[Data records for software interfaces]
»»
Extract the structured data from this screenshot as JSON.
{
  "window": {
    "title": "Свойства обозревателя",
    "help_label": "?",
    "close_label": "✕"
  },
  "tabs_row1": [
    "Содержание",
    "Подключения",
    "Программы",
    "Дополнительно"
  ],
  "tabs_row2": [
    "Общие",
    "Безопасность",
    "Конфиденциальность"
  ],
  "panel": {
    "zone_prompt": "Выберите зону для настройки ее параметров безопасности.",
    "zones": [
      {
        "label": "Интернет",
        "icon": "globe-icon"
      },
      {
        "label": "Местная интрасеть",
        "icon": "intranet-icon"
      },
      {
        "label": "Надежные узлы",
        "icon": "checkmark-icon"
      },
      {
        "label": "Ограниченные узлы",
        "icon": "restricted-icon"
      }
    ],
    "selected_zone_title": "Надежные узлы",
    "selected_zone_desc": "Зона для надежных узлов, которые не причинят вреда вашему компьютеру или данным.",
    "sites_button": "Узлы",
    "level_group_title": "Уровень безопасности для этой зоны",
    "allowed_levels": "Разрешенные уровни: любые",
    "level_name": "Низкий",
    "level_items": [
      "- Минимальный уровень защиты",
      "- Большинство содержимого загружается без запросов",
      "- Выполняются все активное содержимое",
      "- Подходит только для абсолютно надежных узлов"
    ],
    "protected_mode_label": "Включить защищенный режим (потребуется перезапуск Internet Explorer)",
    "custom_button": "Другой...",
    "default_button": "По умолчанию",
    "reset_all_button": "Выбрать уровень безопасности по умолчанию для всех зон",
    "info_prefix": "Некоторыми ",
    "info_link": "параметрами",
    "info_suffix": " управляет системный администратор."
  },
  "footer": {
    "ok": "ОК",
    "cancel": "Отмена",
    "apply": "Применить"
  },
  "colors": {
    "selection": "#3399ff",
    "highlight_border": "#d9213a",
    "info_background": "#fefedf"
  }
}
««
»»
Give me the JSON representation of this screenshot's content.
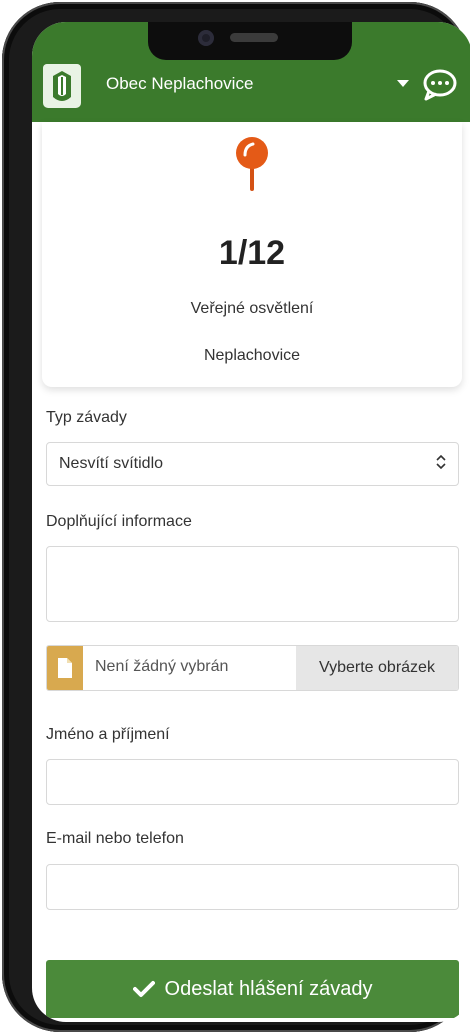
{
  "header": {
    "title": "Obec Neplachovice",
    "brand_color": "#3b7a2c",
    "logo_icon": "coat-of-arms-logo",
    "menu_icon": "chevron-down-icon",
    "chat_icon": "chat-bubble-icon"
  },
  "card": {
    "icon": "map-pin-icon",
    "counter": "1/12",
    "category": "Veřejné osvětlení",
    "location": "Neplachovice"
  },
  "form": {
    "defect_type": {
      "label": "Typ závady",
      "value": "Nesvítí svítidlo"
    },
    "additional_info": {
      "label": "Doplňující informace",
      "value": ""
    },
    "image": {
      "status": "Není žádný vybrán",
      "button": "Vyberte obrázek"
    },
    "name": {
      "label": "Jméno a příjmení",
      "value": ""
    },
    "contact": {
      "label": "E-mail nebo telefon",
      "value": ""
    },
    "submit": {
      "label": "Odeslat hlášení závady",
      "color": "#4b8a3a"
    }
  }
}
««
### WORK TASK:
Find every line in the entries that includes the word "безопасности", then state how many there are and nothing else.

### RESPONSE BELOW:
3